    echo 1>&2 'Needs sudo to install $TOOL; please enter your sudo password.'
    sudo install_tool
  fi
fi

Ruby’s bundler does this nicely for you if you need sudo, should you need a practical example.

All of this is vastly preferred to “install this” on a wiki page.

Repository Management

As touched on at the beginning, build systems are conflated with repository management by necessity most of the time. While we have techniques like GitHub flow to manage our commits, the act of manipulating files in our repository is largely left to the build system because it is already doing that usually.

Avoid needing specific directories on the host

This goes back to not doing development on fixed infrastructure, more or less. Specific directories on the host should be verboten, and largely avoided. Use a container for solving this problem and stop polluting developer laptops.

This is fairly specific to git, but also has some additional traps. Symlinks are just plainly a tire fire in git. Avoid them at all costs. They rarely work in windows, they rarely work on unix properly even when all the stars are aligned. They are tracked in a way that doesn’t allow git to do much if they break, and can have long-lasting implications on your build as it walks through multiple symlinks that likely point at a single place, which is how I’ve seen it used most frequently.

Symlinks can also mandate surprising behavior just to build the software. I’ve been in a few repositories where symlinks are used to make a fake $GOPATH inside the tree for building, then this symlink is .gitignore‘d. The problem with this approach is that if the symlinks are not populated by automation (and with all of the cases I’m thinking of, this was a part of the problem), the symlinks could be off, causing surprising build behavior.

It also encourages people to create their own snowflake directory trees by managing the symlinks themselves. As soon as I’ve symlinked outside the repository, I’ve essentially created a build dependency on someone’s specific laptop configuration.

Avoid repository co-dependency

Tools like git submodule, git subtree and similar ilk exist to patch a broken build system. They always create more problems than orchestrating the act of making two repositories cooperate in your own unique way. You will run into merge conflicts, accidental rollbacks of your code/module definitions, and all sorts of other joys I don’t want to waste time talking about here.

A custom system not only gets your users to think about how the code is used within the build, but also avoids automatic and accidental alterations of that work, if appropriately managed with tools and automation.

Code generation should be a part of your build

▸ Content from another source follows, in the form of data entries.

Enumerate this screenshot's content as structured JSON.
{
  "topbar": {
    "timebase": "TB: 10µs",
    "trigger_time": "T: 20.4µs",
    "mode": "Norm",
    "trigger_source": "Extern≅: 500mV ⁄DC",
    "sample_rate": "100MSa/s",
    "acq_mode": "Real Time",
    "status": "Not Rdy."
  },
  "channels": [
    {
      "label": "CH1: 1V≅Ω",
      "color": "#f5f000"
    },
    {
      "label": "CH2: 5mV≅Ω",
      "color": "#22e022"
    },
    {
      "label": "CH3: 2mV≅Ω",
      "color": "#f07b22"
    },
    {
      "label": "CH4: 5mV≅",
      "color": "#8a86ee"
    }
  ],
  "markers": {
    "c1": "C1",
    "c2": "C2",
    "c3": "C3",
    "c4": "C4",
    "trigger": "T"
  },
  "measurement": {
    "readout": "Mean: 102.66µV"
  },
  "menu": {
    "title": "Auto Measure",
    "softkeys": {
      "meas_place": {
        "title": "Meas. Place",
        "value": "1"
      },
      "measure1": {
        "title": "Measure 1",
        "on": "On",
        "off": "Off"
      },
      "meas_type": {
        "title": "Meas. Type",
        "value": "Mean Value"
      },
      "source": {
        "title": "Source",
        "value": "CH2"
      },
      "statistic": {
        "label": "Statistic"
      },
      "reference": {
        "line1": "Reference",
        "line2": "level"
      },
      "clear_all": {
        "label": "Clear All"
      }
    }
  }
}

Code generation should always happen at make or similar build time. If I can modify the manifest or configuration that changes the code generation output and build without modifying the actual output before commit, I’ve created a bisecting problem for you later. At best, it will require you to perform a regeneration to validate that code generation has indeed happened and is up-to-date. Lots of CI systems do this separately; it’s usually just easier to push it down to the build so it’s done by both the CI and the developers.

Generating dependencies lists should also be an automatic process

Since the act of upgrading a dependency can be a security or integration problem, it’s not always sound to make this completely automated. However, you can take the following actions:

  • Check and notify in CI for outdated works or security fixes (npm audit, etc)
  • Make a task that batch upgrades dependency sets which should track each other, or the whole repository (go get -u ./... or yarn upgrade, for example). Make this available for developers so they don’t try to min/max dependencies you don’t want managed that way, another frequent source of build problems.
  • Have a CI system that takes this into account (e.g., doesn’t work with a fixed dependency set), by allowing changes to the dependency list to be tested as a part of the test process.

Key Takeaways

  • Keep it in the repository.
  • Keep it simple for the developer.
  • Treat your build system like a product of its own, one that the product depends on.
  • Maintain it like a separate product. Think about how you will use it in the next project.
  • Don’t pollute.